Problem details: Although the entries contain pictures, only their words should be duplicated exactly.

Items from an interface collection:

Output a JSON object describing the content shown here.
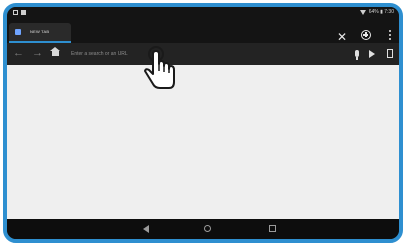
{
  "status_bar": {
    "text": "64% ▮ 7:30"
  },
  "browser": {
    "tab": {
      "title": "NEW TAB",
      "accent_color": "#2e8fd0"
    },
    "toolbar": {
      "back_icon": "arrow-left-icon",
      "forward_icon": "arrow-right-icon",
      "home_icon": "home-icon",
      "omnibox_placeholder": "Enter a search or an URL",
      "mic_icon": "mic-icon",
      "play_icon": "play-icon",
      "bookmark_icon": "bookmark-icon"
    },
    "header_icons": [
      "close-icon",
      "plus-circle-icon",
      "more-vertical-icon"
    ]
  },
  "system_nav": [
    "back-icon",
    "home-icon",
    "recents-icon"
  ],
  "cursor": "pointer-hand-icon",
  "colors": {
    "frame": "#2e8fd0",
    "page_background": "#efefef",
    "chrome_dark": "#1e1e1e"
  }
}
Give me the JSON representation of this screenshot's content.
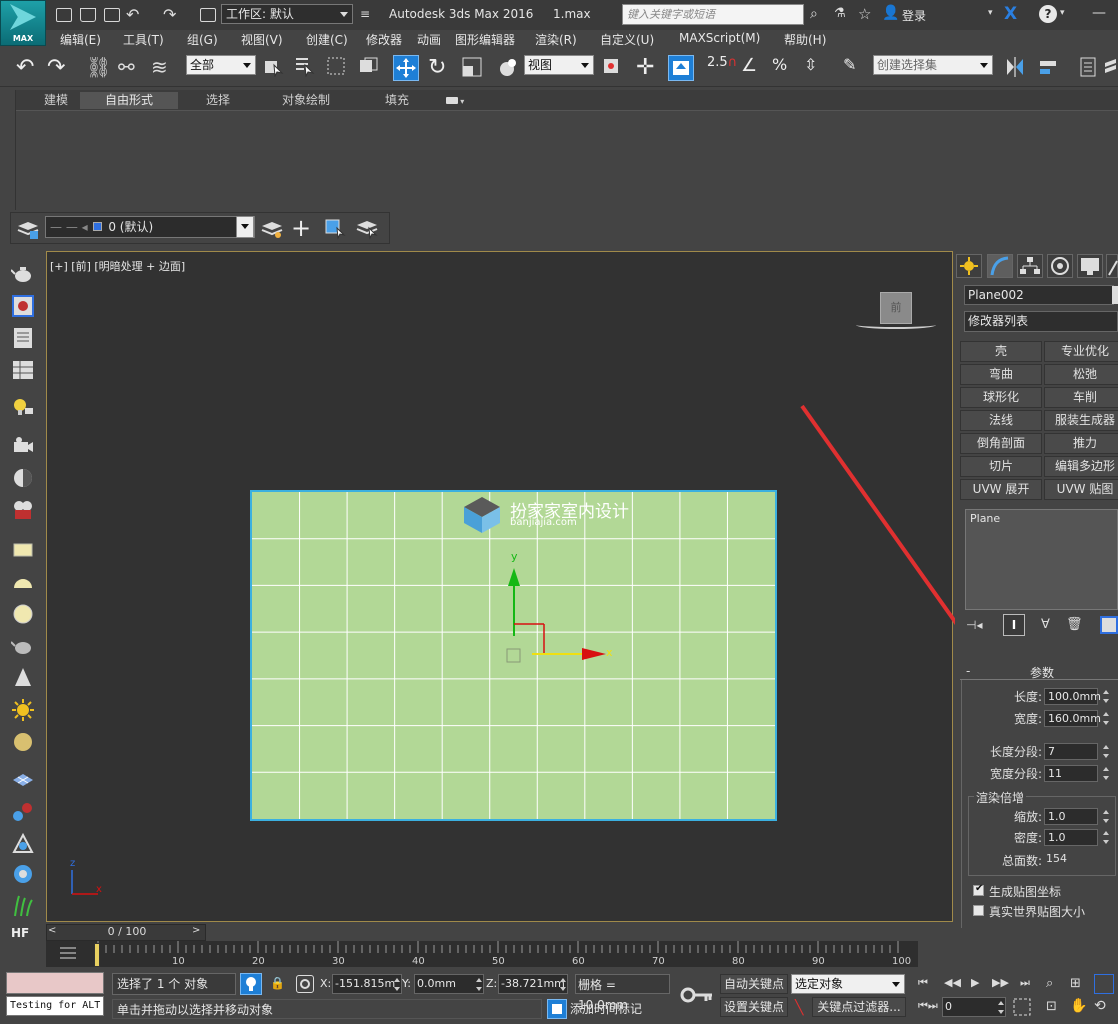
{
  "app": {
    "logo_text": "MAX",
    "workspace_label": "工作区: 默认",
    "title": "Autodesk 3ds Max 2016",
    "filename": "1.max",
    "search_placeholder": "键入关键字或短语",
    "login_label": "登录"
  },
  "menu": [
    "编辑(E)",
    "工具(T)",
    "组(G)",
    "视图(V)",
    "创建(C)",
    "修改器",
    "动画",
    "图形编辑器",
    "渲染(R)",
    "自定义(U)",
    "MAXScript(M)",
    "帮助(H)"
  ],
  "toolbar": {
    "selection_filter": "全部",
    "ref_coord": "视图",
    "snap_value": "2.5",
    "named_selection_placeholder": "创建选择集"
  },
  "ribbon": {
    "tabs": [
      "建模",
      "自由形式",
      "选择",
      "对象绘制",
      "填充"
    ],
    "active_tab": 1
  },
  "layer": {
    "current": "0 (默认)"
  },
  "viewport": {
    "label": "[+] [前] [明暗处理 + 边面]",
    "viewcube_label": "前",
    "axis_y": "y",
    "axis_x": "x",
    "mini_axis_z": "z",
    "mini_axis_x": "x",
    "plane_color": "#b2d896",
    "plane_border": "#3bb0e0",
    "grid_rows": 7,
    "grid_cols": 11,
    "watermark_title": "扮家家室内设计",
    "watermark_sub": "banjiajia.com"
  },
  "timeline": {
    "frame_readout": "0 / 100",
    "ticks": [
      "10",
      "20",
      "30",
      "40",
      "50",
      "60",
      "70",
      "80",
      "90",
      "100"
    ]
  },
  "command_panel": {
    "object_name": "Plane002",
    "modifier_list": "修改器列表",
    "modifier_buttons": [
      "壳",
      "专业优化",
      "弯曲",
      "松弛",
      "球形化",
      "车削",
      "法线",
      "服装生成器",
      "倒角剖面",
      "推力",
      "切片",
      "编辑多边形",
      "UVW 展开",
      "UVW 贴图"
    ],
    "stack_item": "Plane",
    "rollout_toggle": "-",
    "rollout_title": "参数",
    "params": {
      "length_label": "长度:",
      "length_value": "100.0mm",
      "width_label": "宽度:",
      "width_value": "160.0mm",
      "length_segs_label": "长度分段:",
      "length_segs_value": "7",
      "width_segs_label": "宽度分段:",
      "width_segs_value": "11",
      "render_mult_group": "渲染倍增",
      "scale_label": "缩放:",
      "scale_value": "1.0",
      "density_label": "密度:",
      "density_value": "1.0",
      "total_faces_label": "总面数:",
      "total_faces_value": "154",
      "gen_map_coords": "生成贴图坐标",
      "real_world_map": "真实世界贴图大小"
    }
  },
  "status": {
    "maxscript_text": "Testing for ALT",
    "selection_info": "选择了 1 个 对象",
    "prompt": "单击并拖动以选择并移动对象",
    "x_label": "X:",
    "x_value": "-151.815m",
    "y_label": "Y:",
    "y_value": "0.0mm",
    "z_label": "Z:",
    "z_value": "-38.721mm",
    "grid": "栅格 = 10.0mm",
    "add_time_tag": "添加时间标记",
    "auto_key": "自动关键点",
    "set_key": "设置关键点",
    "key_mode": "选定对象",
    "key_filters": "关键点过滤器...",
    "current_frame": "0"
  },
  "colors": {
    "accent_blue": "#1e7fd6",
    "arrow_red": "#e03030",
    "axis_green": "#14b814",
    "axis_red": "#d81010"
  }
}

Answer for the task:
Output a JSON object describing the content shown here.
{
  "status_bar": {
    "text": "64% ▮ 7:30"
  },
  "browser": {
    "tab": {
      "title": "NEW TAB",
      "accent_color": "#2e8fd0"
    },
    "toolbar": {
      "back_icon": "arrow-left-icon",
      "forward_icon": "arrow-right-icon",
      "home_icon": "home-icon",
      "omnibox_placeholder": "Enter a search or an URL",
      "mic_icon": "mic-icon",
      "play_icon": "play-icon",
      "bookmark_icon": "bookmark-icon"
    },
    "header_icons": [
      "close-icon",
      "plus-circle-icon",
      "more-vertical-icon"
    ]
  },
  "system_nav": [
    "back-icon",
    "home-icon",
    "recents-icon"
  ],
  "cursor": "pointer-hand-icon",
  "colors": {
    "frame": "#2e8fd0",
    "page_background": "#efefef",
    "chrome_dark": "#1e1e1e"
  }
}
Give me the JSON representation of this screenshot's content.
{
  "app": {
    "logo_text": "MAX",
    "workspace_label": "工作区: 默认",
    "title": "Autodesk 3ds Max 2016",
    "filename": "1.max",
    "search_placeholder": "键入关键字或短语",
    "login_label": "登录"
  },
  "menu": [
    "编辑(E)",
    "工具(T)",
    "组(G)",
    "视图(V)",
    "创建(C)",
    "修改器",
    "动画",
    "图形编辑器",
    "渲染(R)",
    "自定义(U)",
    "MAXScript(M)",
    "帮助(H)"
  ],
  "toolbar": {
    "selection_filter": "全部",
    "ref_coord": "视图",
    "snap_value": "2.5",
    "named_selection_placeholder": "创建选择集"
  },
  "ribbon": {
    "tabs": [
      "建模",
      "自由形式",
      "选择",
      "对象绘制",
      "填充"
    ],
    "active_tab": 1
  },
  "layer": {
    "current": "0 (默认)"
  },
  "viewport": {
    "label": "[+] [前] [明暗处理 + 边面]",
    "viewcube_label": "前",
    "axis_y": "y",
    "axis_x": "x",
    "mini_axis_z": "z",
    "mini_axis_x": "x",
    "plane_color": "#b2d896",
    "plane_border": "#3bb0e0",
    "grid_rows": 7,
    "grid_cols": 11,
    "watermark_title": "扮家家室内设计",
    "watermark_sub": "banjiajia.com"
  },
  "timeline": {
    "frame_readout": "0 / 100",
    "ticks": [
      "10",
      "20",
      "30",
      "40",
      "50",
      "60",
      "70",
      "80",
      "90",
      "100"
    ]
  },
  "command_panel": {
    "object_name": "Plane002",
    "modifier_list": "修改器列表",
    "modifier_buttons": [
      "壳",
      "专业优化",
      "弯曲",
      "松弛",
      "球形化",
      "车削",
      "法线",
      "服装生成器",
      "倒角剖面",
      "推力",
      "切片",
      "编辑多边形",
      "UVW 展开",
      "UVW 贴图"
    ],
    "stack_item": "Plane",
    "rollout_toggle": "-",
    "rollout_title": "参数",
    "params": {
      "length_label": "长度:",
      "length_value": "100.0mm",
      "width_label": "宽度:",
      "width_value": "160.0mm",
      "length_segs_label": "长度分段:",
      "length_segs_value": "7",
      "width_segs_label": "宽度分段:",
      "width_segs_value": "11",
      "render_mult_group": "渲染倍增",
      "scale_label": "缩放:",
      "scale_value": "1.0",
      "density_label": "密度:",
      "density_value": "1.0",
      "total_faces_label": "总面数:",
      "total_faces_value": "154",
      "gen_map_coords": "生成贴图坐标",
      "real_world_map": "真实世界贴图大小"
    }
  },
  "status": {
    "maxscript_text": "Testing for ALT",
    "selection_info": "选择了 1 个 对象",
    "prompt": "单击并拖动以选择并移动对象",
    "x_label": "X:",
    "x_value": "-151.815m",
    "y_label": "Y:",
    "y_value": "0.0mm",
    "z_label": "Z:",
    "z_value": "-38.721mm",
    "grid": "栅格 = 10.0mm",
    "add_time_tag": "添加时间标记",
    "auto_key": "自动关键点",
    "set_key": "设置关键点",
    "key_mode": "选定对象",
    "key_filters": "关键点过滤器...",
    "current_frame": "0"
  },
  "colors": {
    "accent_blue": "#1e7fd6",
    "arrow_red": "#e03030",
    "axis_green": "#14b814",
    "axis_red": "#d81010"
  }
}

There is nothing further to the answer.